WHAT IS REQUIRED: Search the entries for the word "Auto". Copy each line in which it is found.

[Source data]
= = = = =

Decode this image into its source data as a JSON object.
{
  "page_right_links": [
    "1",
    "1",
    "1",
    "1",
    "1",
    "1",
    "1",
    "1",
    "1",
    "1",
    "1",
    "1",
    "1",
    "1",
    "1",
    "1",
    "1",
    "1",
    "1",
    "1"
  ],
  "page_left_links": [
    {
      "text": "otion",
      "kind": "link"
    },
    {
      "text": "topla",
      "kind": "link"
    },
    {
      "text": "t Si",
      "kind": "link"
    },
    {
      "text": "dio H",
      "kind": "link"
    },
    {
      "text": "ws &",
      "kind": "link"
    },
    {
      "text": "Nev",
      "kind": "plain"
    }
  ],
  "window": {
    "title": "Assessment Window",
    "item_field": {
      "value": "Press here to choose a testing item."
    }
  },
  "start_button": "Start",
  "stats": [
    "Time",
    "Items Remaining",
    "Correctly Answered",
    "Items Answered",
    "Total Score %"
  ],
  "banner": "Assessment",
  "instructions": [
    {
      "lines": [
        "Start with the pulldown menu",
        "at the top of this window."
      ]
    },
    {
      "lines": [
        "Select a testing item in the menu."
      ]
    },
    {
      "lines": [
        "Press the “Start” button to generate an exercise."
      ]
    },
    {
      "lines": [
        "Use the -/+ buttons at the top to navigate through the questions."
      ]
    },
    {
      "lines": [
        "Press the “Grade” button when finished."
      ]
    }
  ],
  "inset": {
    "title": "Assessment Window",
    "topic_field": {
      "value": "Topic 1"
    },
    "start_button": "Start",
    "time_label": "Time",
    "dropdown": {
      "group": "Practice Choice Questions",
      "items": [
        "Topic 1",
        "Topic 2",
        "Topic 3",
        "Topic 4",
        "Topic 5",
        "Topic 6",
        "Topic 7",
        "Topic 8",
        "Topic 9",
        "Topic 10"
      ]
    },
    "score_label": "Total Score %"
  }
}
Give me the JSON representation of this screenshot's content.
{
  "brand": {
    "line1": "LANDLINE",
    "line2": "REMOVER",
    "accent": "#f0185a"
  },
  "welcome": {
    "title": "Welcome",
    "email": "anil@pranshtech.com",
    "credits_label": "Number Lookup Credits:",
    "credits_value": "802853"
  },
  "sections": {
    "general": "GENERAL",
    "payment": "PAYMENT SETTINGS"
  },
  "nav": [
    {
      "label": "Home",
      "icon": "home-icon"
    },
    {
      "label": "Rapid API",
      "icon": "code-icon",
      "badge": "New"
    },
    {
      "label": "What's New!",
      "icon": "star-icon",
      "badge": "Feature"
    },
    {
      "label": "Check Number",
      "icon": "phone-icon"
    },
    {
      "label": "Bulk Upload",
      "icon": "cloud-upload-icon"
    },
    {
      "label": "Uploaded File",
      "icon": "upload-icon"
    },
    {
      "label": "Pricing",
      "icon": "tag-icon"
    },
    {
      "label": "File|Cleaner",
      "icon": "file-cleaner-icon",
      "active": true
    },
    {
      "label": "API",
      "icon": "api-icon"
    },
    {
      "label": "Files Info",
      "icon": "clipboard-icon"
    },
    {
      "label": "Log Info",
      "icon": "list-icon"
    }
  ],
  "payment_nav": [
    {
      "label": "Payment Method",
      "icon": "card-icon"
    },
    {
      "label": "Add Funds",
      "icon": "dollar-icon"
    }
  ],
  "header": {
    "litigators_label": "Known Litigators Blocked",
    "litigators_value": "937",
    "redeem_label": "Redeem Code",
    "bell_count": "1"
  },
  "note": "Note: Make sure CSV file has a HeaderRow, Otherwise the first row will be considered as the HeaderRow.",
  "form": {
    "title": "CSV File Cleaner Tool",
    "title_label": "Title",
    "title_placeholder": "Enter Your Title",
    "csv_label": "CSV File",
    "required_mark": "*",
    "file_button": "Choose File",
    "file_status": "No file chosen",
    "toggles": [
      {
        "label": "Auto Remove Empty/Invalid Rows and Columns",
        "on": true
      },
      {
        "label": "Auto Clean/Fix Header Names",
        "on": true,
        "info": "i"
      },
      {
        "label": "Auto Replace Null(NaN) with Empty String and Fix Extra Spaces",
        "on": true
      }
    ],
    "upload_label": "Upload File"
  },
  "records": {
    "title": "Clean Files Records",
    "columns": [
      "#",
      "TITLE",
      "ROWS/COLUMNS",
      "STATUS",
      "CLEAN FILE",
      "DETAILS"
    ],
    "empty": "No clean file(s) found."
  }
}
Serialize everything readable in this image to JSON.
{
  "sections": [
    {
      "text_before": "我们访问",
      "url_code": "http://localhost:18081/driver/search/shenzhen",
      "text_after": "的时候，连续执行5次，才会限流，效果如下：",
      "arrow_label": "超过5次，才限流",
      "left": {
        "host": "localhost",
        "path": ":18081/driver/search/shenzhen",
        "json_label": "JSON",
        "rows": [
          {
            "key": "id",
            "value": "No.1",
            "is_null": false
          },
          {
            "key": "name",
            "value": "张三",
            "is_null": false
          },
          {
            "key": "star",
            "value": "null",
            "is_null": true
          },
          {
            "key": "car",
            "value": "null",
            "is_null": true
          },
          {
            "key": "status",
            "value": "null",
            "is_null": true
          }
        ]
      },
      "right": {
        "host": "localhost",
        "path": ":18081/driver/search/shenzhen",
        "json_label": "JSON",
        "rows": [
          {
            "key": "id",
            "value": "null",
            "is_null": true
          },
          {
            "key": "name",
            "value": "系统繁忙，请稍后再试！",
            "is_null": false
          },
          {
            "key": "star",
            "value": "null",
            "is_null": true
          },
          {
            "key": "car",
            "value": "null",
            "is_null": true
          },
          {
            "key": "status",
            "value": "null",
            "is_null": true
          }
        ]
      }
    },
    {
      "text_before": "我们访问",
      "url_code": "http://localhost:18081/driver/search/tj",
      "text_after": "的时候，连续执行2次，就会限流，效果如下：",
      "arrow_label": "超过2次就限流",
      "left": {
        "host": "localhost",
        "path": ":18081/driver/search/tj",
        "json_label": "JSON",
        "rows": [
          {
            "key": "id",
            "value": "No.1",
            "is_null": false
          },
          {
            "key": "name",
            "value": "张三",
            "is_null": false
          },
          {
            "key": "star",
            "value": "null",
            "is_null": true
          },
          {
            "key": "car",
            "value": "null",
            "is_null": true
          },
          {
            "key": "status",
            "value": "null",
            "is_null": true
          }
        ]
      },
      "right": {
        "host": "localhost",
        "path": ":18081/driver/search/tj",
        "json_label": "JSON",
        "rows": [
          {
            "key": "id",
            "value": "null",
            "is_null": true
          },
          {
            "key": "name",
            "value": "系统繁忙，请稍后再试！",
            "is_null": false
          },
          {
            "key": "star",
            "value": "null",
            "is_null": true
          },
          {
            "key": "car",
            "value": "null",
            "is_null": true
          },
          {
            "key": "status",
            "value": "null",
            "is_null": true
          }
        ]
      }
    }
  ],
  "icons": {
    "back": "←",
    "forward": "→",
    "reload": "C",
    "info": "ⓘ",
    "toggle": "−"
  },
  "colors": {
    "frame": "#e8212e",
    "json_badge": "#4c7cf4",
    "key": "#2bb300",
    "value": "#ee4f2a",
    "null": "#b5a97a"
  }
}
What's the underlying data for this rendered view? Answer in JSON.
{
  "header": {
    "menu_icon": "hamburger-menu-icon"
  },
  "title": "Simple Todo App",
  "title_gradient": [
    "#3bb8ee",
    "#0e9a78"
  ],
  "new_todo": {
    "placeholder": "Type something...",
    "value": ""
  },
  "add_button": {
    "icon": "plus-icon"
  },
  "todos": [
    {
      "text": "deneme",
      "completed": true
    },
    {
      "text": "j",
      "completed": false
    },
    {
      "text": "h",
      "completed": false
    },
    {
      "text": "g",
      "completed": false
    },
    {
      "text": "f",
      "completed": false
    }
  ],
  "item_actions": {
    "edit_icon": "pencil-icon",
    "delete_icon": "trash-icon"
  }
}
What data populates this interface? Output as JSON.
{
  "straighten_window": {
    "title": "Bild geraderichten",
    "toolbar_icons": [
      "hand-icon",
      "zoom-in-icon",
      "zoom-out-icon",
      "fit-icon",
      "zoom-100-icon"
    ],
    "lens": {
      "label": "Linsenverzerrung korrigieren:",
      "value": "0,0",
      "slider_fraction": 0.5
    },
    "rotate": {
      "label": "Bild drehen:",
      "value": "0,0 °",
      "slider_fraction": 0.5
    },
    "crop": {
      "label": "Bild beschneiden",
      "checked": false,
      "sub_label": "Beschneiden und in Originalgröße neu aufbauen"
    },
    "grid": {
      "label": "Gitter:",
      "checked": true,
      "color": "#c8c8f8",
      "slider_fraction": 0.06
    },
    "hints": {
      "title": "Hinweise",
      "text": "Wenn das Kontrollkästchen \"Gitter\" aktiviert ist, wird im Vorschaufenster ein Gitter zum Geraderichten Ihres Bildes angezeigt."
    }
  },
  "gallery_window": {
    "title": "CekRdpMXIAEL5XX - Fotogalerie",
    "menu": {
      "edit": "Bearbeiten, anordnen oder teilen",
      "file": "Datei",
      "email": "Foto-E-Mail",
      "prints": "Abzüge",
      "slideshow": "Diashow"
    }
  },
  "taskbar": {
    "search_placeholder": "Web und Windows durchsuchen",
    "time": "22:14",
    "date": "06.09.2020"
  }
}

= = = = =

OUTPUT OF THE TASK:
        "label": "Auto Remove Empty/Invalid Rows and Columns",
        "label": "Auto Clean/Fix Header Names",
        "label": "Auto Replace Null(NaN) with Empty String and Fix Extra Spaces",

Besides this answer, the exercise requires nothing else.